▶ WORK ORDER: Give the entries below again exactly. Their pictures are not needed.

▶ DATASET ENTRIES:
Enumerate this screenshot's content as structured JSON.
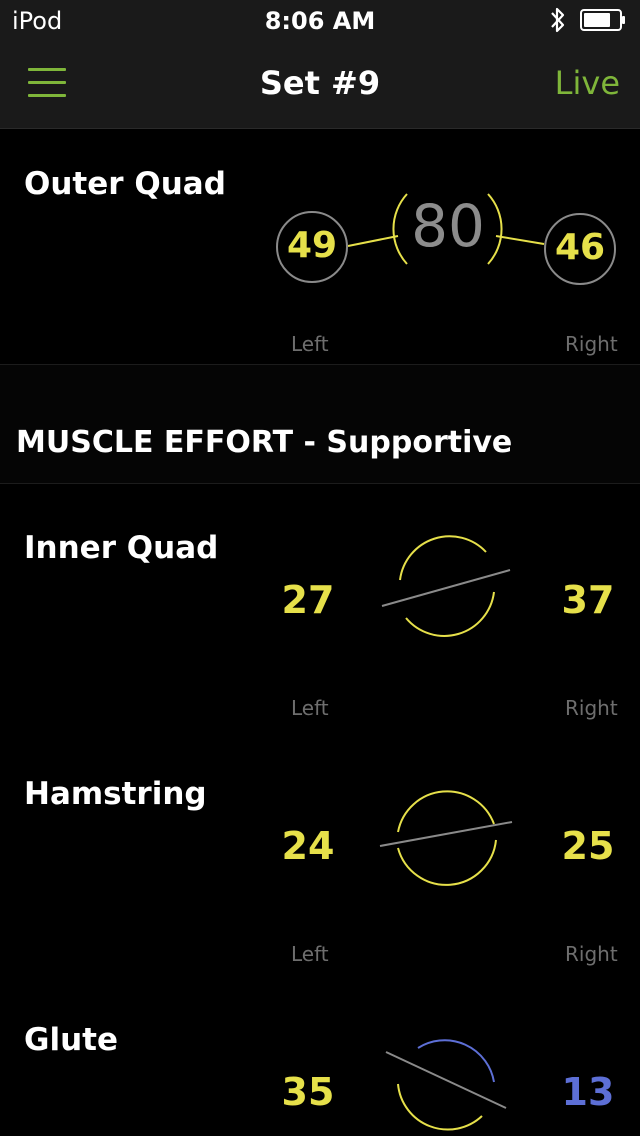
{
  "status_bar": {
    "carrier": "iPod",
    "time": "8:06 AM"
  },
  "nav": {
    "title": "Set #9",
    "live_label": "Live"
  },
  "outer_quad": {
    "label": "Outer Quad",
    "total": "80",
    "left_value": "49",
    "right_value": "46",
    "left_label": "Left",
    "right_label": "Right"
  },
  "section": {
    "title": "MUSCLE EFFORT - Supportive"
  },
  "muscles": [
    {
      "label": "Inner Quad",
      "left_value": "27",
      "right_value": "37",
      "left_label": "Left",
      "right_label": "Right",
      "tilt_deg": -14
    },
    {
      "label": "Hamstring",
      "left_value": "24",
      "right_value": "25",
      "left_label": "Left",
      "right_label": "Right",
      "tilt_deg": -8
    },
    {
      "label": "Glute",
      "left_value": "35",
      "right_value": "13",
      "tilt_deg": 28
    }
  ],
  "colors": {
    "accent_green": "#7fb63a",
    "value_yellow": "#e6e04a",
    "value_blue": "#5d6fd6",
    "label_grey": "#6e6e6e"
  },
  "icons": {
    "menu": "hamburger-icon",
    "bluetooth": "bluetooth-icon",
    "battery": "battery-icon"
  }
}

▶ SOLUTION FOR THIS TASK:
Enumerate this screenshot's content as structured JSON.
{
  "status_bar": {
    "carrier": "iPod",
    "time": "8:06 AM"
  },
  "nav": {
    "title": "Set #9",
    "live_label": "Live"
  },
  "outer_quad": {
    "label": "Outer Quad",
    "total": "80",
    "left_value": "49",
    "right_value": "46",
    "left_label": "Left",
    "right_label": "Right"
  },
  "section": {
    "title": "MUSCLE EFFORT - Supportive"
  },
  "muscles": [
    {
      "label": "Inner Quad",
      "left_value": "27",
      "right_value": "37",
      "left_label": "Left",
      "right_label": "Right",
      "tilt_deg": -14
    },
    {
      "label": "Hamstring",
      "left_value": "24",
      "right_value": "25",
      "left_label": "Left",
      "right_label": "Right",
      "tilt_deg": -8
    },
    {
      "label": "Glute",
      "left_value": "35",
      "right_value": "13",
      "tilt_deg": 28
    }
  ],
  "colors": {
    "accent_green": "#7fb63a",
    "value_yellow": "#e6e04a",
    "value_blue": "#5d6fd6",
    "label_grey": "#6e6e6e"
  },
  "icons": {
    "menu": "hamburger-icon",
    "bluetooth": "bluetooth-icon",
    "battery": "battery-icon"
  }
}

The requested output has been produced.